A theologian folds the Washington Post Book World into the shape of a ruler, and raps Knucklesucka hard:
There is the morning -- the very ordinary sunny morning -- when her glass coffee mug shatters in her hand and produces rounded pebbles rather than shards. Noonan takes this as a sign from God, who says: "There is explosive power in what appear to be mere pebbles. There is explosive power in the Rosary, for instance. And I want you to know this." Having received a rosary from the hands of the pope, she begins saying it. All of this -- the mug, the coffee that didn't scald her, the pebbles, the rosary, the pope, God -- " feels like a little miracle ." Or maybe it was just shatter-proof safety glass.
But how does one explain the miracle of Nooner's Continuing Employment?
The chapters recounting her spiritual development and back-sliding are high on rhetoric and low on detail. Veiled allusions to challenging and painful events vanish into the wisps of spiritual counsel, drawn from her own articles and columns, which have been cut and pasted into this volume.
Let it bleed.
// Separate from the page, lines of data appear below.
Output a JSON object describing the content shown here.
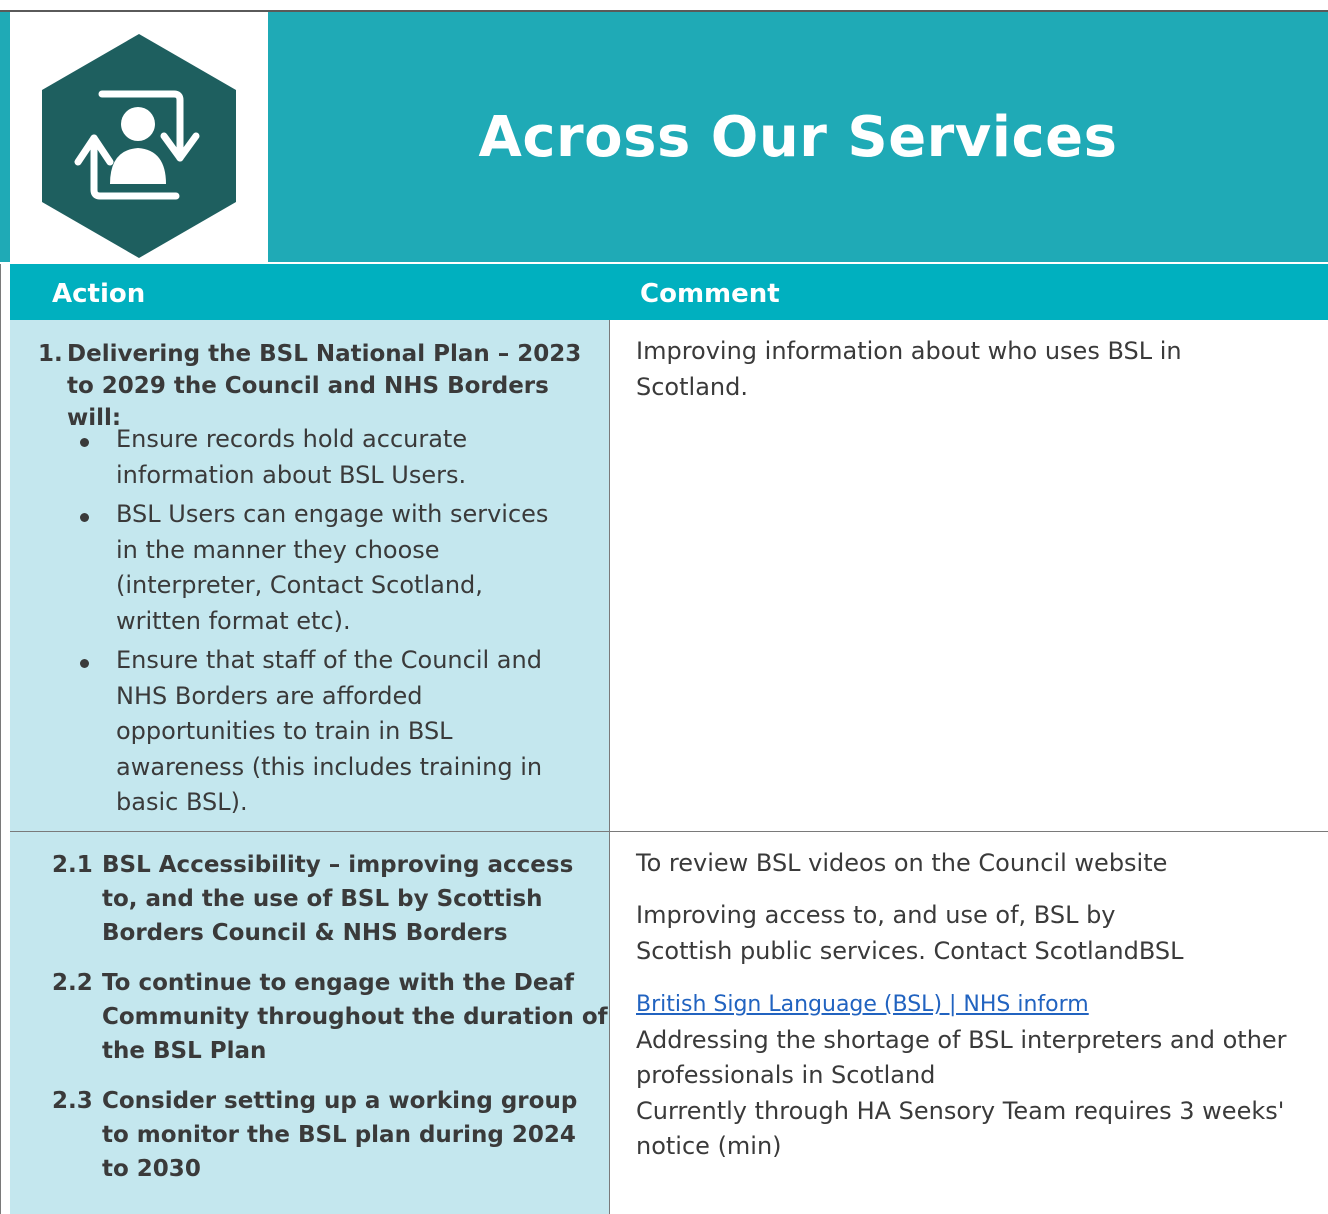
{
  "header": {
    "title": "Across Our Services",
    "logo_icon": "person-cycle-icon",
    "colors": {
      "band": "#1faab6",
      "hexagon": "#1e5f5f"
    }
  },
  "table": {
    "columns": {
      "action": "Action",
      "comment": "Comment"
    },
    "row1": {
      "number": "1.",
      "heading": "Delivering the BSL National Plan – 2023 to 2029 the Council and NHS Borders will:",
      "bullets": [
        "Ensure records hold accurate information about BSL Users.",
        "BSL Users can engage with services in the manner they choose (interpreter, Contact Scotland, written format etc).",
        "Ensure that staff of the Council and NHS Borders are afforded opportunities to train in BSL awareness (this includes training in basic BSL)."
      ],
      "comment": "Improving information about who uses BSL in Scotland."
    },
    "row2": {
      "items": [
        {
          "number": "2.1",
          "text": "BSL Accessibility – improving access to, and the use of BSL by Scottish Borders Council & NHS Borders"
        },
        {
          "number": "2.2",
          "text": "To continue to engage with the Deaf Community throughout the duration of the BSL Plan"
        },
        {
          "number": "2.3",
          "text": "Consider setting up a working group to monitor the BSL plan during 2024 to 2030"
        }
      ],
      "comments": {
        "c1": "To review BSL videos on the Council website",
        "c2": "Improving access to, and use of, BSL by Scottish public services. Contact ScotlandBSL",
        "link": "British Sign Language (BSL) | NHS inform",
        "c3": "Addressing the shortage of BSL interpreters and other professionals in Scotland",
        "c4": "Currently through HA Sensory Team requires 3 weeks' notice (min)"
      }
    }
  }
}
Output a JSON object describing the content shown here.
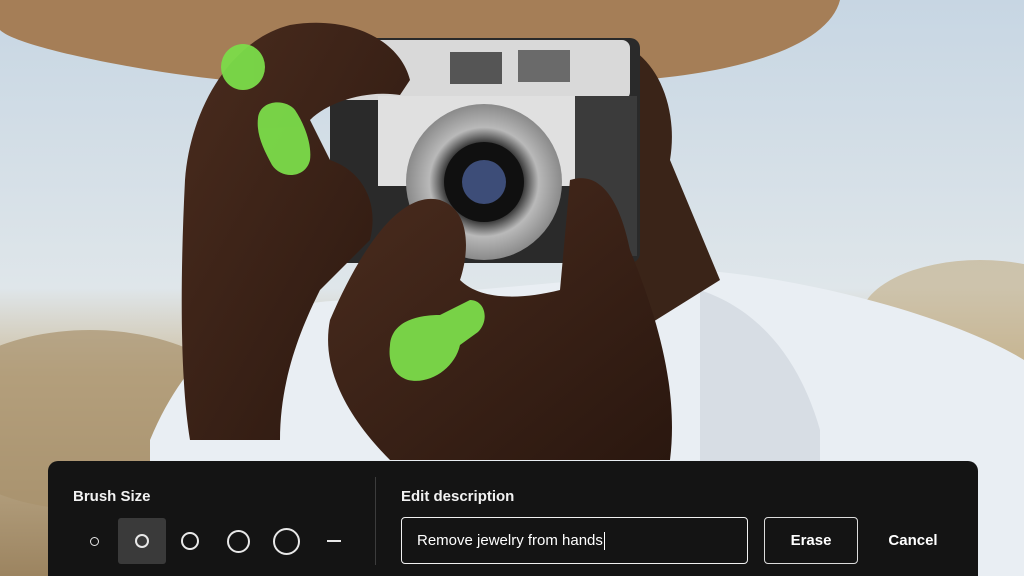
{
  "photo": {
    "subject": "person-with-camera-photo",
    "mask_color": "#7bdc4a"
  },
  "toolbar": {
    "brush_size_label": "Brush Size",
    "brush_options": [
      "extra-small",
      "small",
      "medium",
      "large",
      "extra-large",
      "line"
    ],
    "selected_brush_option": "small",
    "edit_description_label": "Edit description",
    "edit_description_value": "Remove jewelry from hands",
    "erase_label": "Erase",
    "cancel_label": "Cancel"
  },
  "colors": {
    "toolbar_bg": "#141414",
    "text": "#ffffff",
    "selected_brush_bg": "#3a3a3a"
  }
}
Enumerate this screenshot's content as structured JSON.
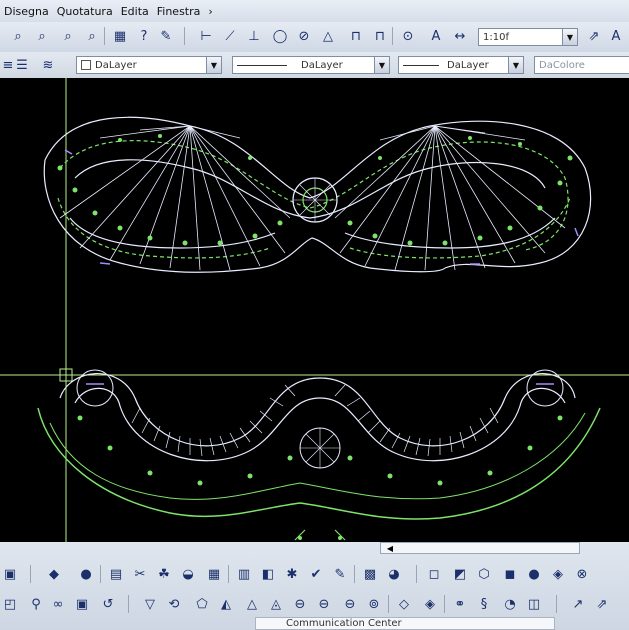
{
  "menu": {
    "items": [
      "Disegna",
      "Quotatura",
      "Edita",
      "Finestra"
    ],
    "more": "›"
  },
  "toolbar": {
    "scale_value": "1:10f"
  },
  "layers": {
    "layer_1": "DaLayer",
    "layer_2": "DaLayer",
    "layer_3": "DaLayer",
    "color": "DaColore"
  },
  "status": {
    "text": "Communication Center"
  },
  "colors": {
    "canvas": "#000000",
    "lines_white": "#e8ecff",
    "lines_green": "#7ee36a",
    "crosshair": "#b7f08a"
  }
}
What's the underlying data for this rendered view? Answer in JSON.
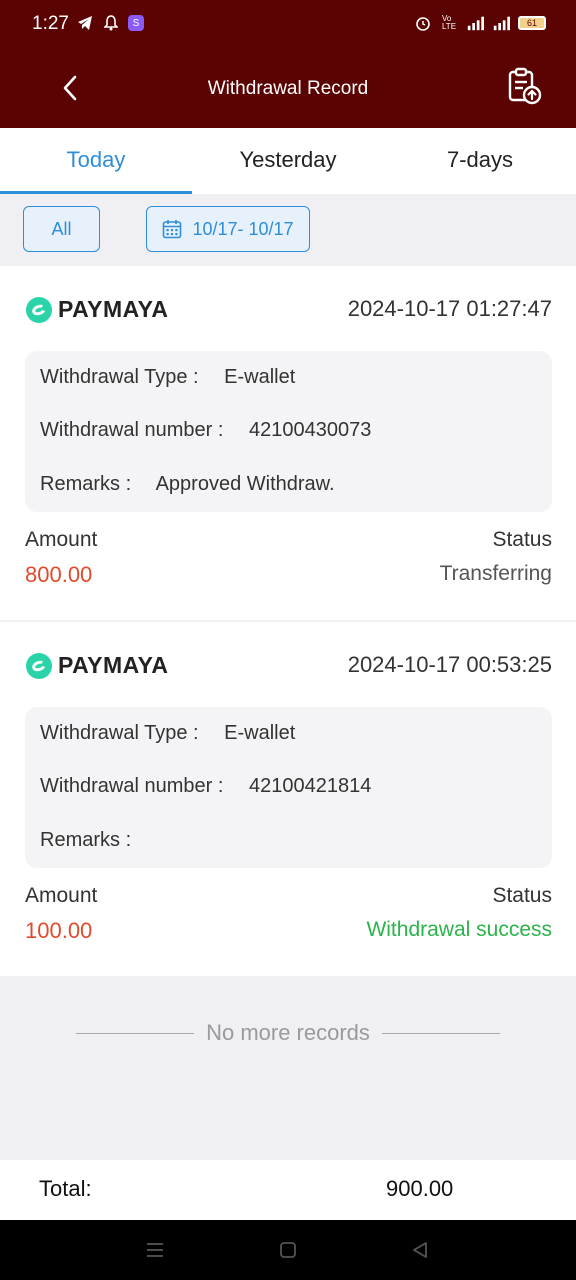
{
  "status_bar": {
    "time": "1:27",
    "left_icons": [
      "telegram-icon",
      "bell-icon",
      "app-s-icon"
    ],
    "right_icons": [
      "alarm-icon",
      "volte-icon",
      "4g-signal-icon",
      "signal-icon"
    ],
    "battery": "61"
  },
  "header": {
    "title": "Withdrawal Record"
  },
  "tabs": [
    {
      "label": "Today",
      "active": true
    },
    {
      "label": "Yesterday",
      "active": false
    },
    {
      "label": "7-days",
      "active": false
    }
  ],
  "filters": {
    "all_label": "All",
    "date_range": "10/17- 10/17"
  },
  "colors": {
    "header_bg": "#5b0303",
    "accent": "#2f8ed9",
    "amount": "#e14b2c",
    "success": "#2bb44a"
  },
  "records": [
    {
      "provider": "PAYMAYA",
      "datetime": "2024-10-17 01:27:47",
      "type_label": "Withdrawal Type :",
      "type_value": "E-wallet",
      "number_label": "Withdrawal number :",
      "number_value": "42100430073",
      "remarks_label": "Remarks :",
      "remarks_value": "Approved Withdraw.",
      "amount_label": "Amount",
      "amount_value": "800.00",
      "status_label": "Status",
      "status_value": "Transferring"
    },
    {
      "provider": "PAYMAYA",
      "datetime": "2024-10-17 00:53:25",
      "type_label": "Withdrawal Type :",
      "type_value": "E-wallet",
      "number_label": "Withdrawal number :",
      "number_value": "42100421814",
      "remarks_label": "Remarks :",
      "remarks_value": "",
      "amount_label": "Amount",
      "amount_value": "100.00",
      "status_label": "Status",
      "status_value": "Withdrawal success"
    }
  ],
  "no_more_text": "No more records",
  "total": {
    "label": "Total:",
    "value": "900.00"
  }
}
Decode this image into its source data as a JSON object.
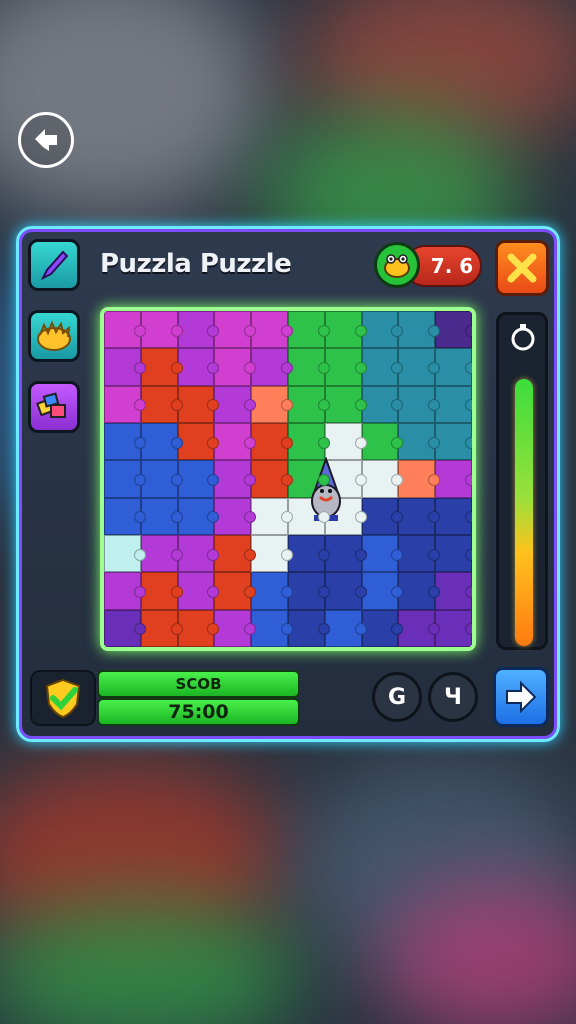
{
  "header": {
    "title": "Puzzla Puzzle"
  },
  "score": {
    "value": "7. 6"
  },
  "footer": {
    "label_top": "SCOB",
    "label_bottom": "75:00",
    "btn_left": "G",
    "btn_right": "Ч"
  },
  "timer": {
    "level_fraction": 0.92
  },
  "icons": {
    "back": "back-arrow-icon",
    "brush": "paintbrush-icon",
    "fur": "yellow-sponge-icon",
    "blocks": "blocks-icon",
    "frog": "frog-icon",
    "close": "close-icon",
    "timer": "stopwatch-icon",
    "check": "shield-check-icon",
    "next": "arrow-right-icon"
  },
  "colors": {
    "panel_border": "#6ee9ff",
    "board_glow": "#9dff8f",
    "close": "#ff7a1f",
    "next": "#3f9cff"
  }
}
In the land of Cafeteria Catholics, Peggy Noonan's diet is best described as self-cannibalistic.